January 03, 2006
Who Are You To Judge? by Dave Swavely is a book that deals primarily with legalism. It defines judging and legalism in a biblical manner, and discusses two often-overlooked biblical commands: Do not pass judgment before the time and do not exceed what is written. Swavely teaches that learning to identify and avoid these problems will help promote peace and joy in the body of Christ, and release believers to serve God in the freedom of His grace.
All Christians have, at one time or another, borne the brunt of inappropriate judging and the burden of legalism. All Christians have, in all likelihood, been guilty of inappropriate judging and burdening others with legalism. Here are some examples of legalistic, judgmental statements as provided by the author:
- “There is no way someone can drive a car that expensive and be a godly man.”
- “A church that does not serve weekly communion is dishonoring the Lord.”
- “Rock music is the devil’s music and is never appropriate for a Christian.”
- “God is sickened by the singing of simplistic praise choruses that repeat the same works over and over.”
- “Birth control robs God of His sovereignty and rebelliously refuses His blessings.”
- “Any woman who works a full-time job is neglecting her children.”
- “Smoking is a sin because it destroys the temple of God.”
- “She’s a member of our church, but I don’t think she’s a true Christian.”
Swavely defines the sin of judging as follows: “The sin of judging is negatively evaluating someone’s conduct or spiritual state on the basis of nonbiblical standards or suspected motives.” Said more colloquially, to judge others is to decide that they are doing wrong because they do something the Bible doesn’t talk about or because you think you can guess what is in their heart.
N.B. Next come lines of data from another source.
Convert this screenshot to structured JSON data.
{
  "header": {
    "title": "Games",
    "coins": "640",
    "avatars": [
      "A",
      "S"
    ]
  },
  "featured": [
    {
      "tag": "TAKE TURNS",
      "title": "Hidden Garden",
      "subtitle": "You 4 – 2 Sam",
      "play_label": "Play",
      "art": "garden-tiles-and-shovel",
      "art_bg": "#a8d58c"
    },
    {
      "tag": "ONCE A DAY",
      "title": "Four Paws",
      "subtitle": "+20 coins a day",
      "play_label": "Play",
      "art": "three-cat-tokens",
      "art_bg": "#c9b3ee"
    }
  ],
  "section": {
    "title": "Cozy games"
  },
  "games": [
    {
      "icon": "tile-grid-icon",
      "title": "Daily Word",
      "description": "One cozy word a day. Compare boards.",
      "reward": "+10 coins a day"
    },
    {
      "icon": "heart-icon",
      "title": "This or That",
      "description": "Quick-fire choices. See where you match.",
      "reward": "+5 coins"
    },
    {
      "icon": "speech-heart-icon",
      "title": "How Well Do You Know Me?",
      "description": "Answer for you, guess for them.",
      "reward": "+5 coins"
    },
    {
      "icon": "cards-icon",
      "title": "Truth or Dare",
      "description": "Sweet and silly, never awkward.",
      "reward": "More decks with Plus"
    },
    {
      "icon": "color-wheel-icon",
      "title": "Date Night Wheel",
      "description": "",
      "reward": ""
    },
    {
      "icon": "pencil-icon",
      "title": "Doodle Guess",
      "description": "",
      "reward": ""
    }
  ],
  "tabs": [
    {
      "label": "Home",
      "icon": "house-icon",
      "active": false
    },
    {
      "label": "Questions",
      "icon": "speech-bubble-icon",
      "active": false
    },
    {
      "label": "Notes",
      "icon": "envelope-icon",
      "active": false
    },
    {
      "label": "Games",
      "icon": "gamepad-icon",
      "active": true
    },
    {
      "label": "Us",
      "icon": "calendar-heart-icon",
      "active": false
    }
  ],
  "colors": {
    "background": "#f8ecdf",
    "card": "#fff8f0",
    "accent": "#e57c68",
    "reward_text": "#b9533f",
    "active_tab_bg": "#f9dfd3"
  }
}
This is what the Apostle Paul has in mind when he discusses judging, particularly in 1 Corinthians (see, for example, 1 Corinthians 4:5). Similarly, legalism is “creating moral standards beyond what the Scripture has revealed.”
Through eight chapters and two case studies, the book exposes legalism and points in particular to two grave dangers: first, legalism leads to spiritual pride and arrogance. This causes people to become puffed up because of their attention to extrabiblical traditions. Second, legalism leads to division in the church as Christians allow themselves to become fractured by man-made rules. The book includes two case studies, the first dealing with entertainment and the popular arts and the second with public education. In both Swavely attempts to sort out what is legalistic and what is biblical and arrives at what may be surprising conclusions. The final chapter turns to an examination of the relationship between legalism and the gospel. Swavely differentiates between legalism applied to sanctification and legalism applied to justification and shows how legalism diminishes our understanding of the gospel. “Those who are legalistic in regard to sanctification are often, to one degree or another, legalistic in regard to salvation as well — whether they realize it or not. This is illustrated in a rather obvious fashion by movements such as Mormonism, the Jehovah’s Witnesses, and Roman Catholicism, whose theology of ‘salvation by faith plus works’ is accompanied by all kinds of extrabiblical rules and requirements.” An appendix discusses the ultimate human judgment and asks whether it is permissible for one human to judge that another is an unbeliever.
While I do not agree with all that Swavely writes, and can scarcely believe that there is anyone who would see eye-to-eye with him in all the matters he discusses, this is a valuable and challening book. It certainly challenged me to examine my own heart and to ensure that I meditate upon where I have allowed legalism to enter my life. I am glad to recommend this book to you and trust that you will benefit from it as I have.
Who Are You To Judge?